While the above all suggest how Greece is setting up to be very attractive, under no circumstances should anyone think that it is even close to a risk-free investment. As such, here are some of the key risks:
- An important risk to the thesis is if global, and especially European, growth materially slowed down or became recessionary. The most immediate impacts to the thesis would be to weaken the economic fundamentals in Greece and to increase the stress on the banks. Additionally, stock markets and risk appetite would likely be weak in such a recessionary environment. That wouldn’t spur anyone to invest in Greece and should lead to both a smaller position and reassessment of the thesis.
- An obvious risk is that SYRIZA returns to power, hamstringing the change in narrative and remaining an impediment to investor interest rekindling. A SYRIZA victory would also remove the optionality that a more business-friendly government could increase economic growth. The Troika would still continue to monitor Greece’s compliance to its economic agreements and the fundamentals likely wouldn’t change substantially. In this case, while a position would still be warranted it should be smaller given the elongated time frame and increased uncertainty.
- A final important risk is that the position, especially in the Banks, is dependent on regulatory forbearance. The ECB has worked with the banks as a ‘big brother’ to set NPE reduction targets, and those most recently agreed for the period 2018 to 2021 were firm but fair. Should the ECB change its approach it would likely mean further write-downs and recapitalization for the banks that would negatively impact both investor and economic confidence. While the ECB’s current plan is working well and the ECB is an independent central bank, the President is appointed by the leaders of the countries that have adopted the euro. ECB President Draghi’s term ends in late 2019, and a new President (and team) may choose to take a different approach to Greek banks for their own political reasons. This is something to continue to monitor, and much like investors the ECB decisions may be tied to the election result.
How To Invest And Conclusion
There are limited ways for US investors to get exposure to Greece. The easiest way is through GREK, the ETF, which makes up the core of my position. The ETF offers investors broad exposure across the Greek market, and the ability to participate in what I expect to be a broad rally in Greek stocks. The industry breakdown of the ETF is below but core holdings are in the Banks, the major telecom company (Hellenic Telecom), the lottery company (OPAP) and shipping (Gaslog).
Source: Global X Funds
There are only a limited number of other options for US investors. While there are 20 Greek ADRs, almost all of them are in Shipping. For those more comfortable with increased risk then additional positions in the banks, especially Alpha Bank and Eurobank Ergasias that both trade on the OTC market, make attractive smaller positions around a GREK core.

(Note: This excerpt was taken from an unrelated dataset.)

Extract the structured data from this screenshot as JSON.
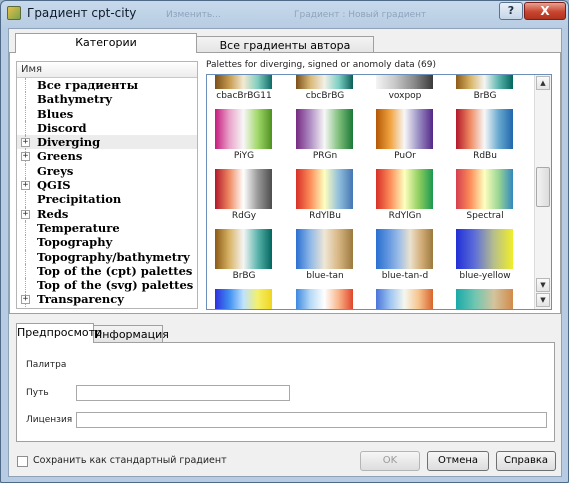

Greece is currently my largest position, reflecting my belief that it offers an outstanding dislocation opportunity; historical performance has been terrible, it's largely ignored, but valuation is very cheap and fundamentals and price have turned the corner. The Greek elections in 2019 offer a high probability opportunity to change the narrative that will persuade investors to give Greek investments another look.
Disclosure: I am/we are long GREK, EGFEY, ALBKY. I wrote this article myself, and it expresses my own opinions. I am not receiving compensation for it. I have no business relationship with any company whose stock is mentioned in this article.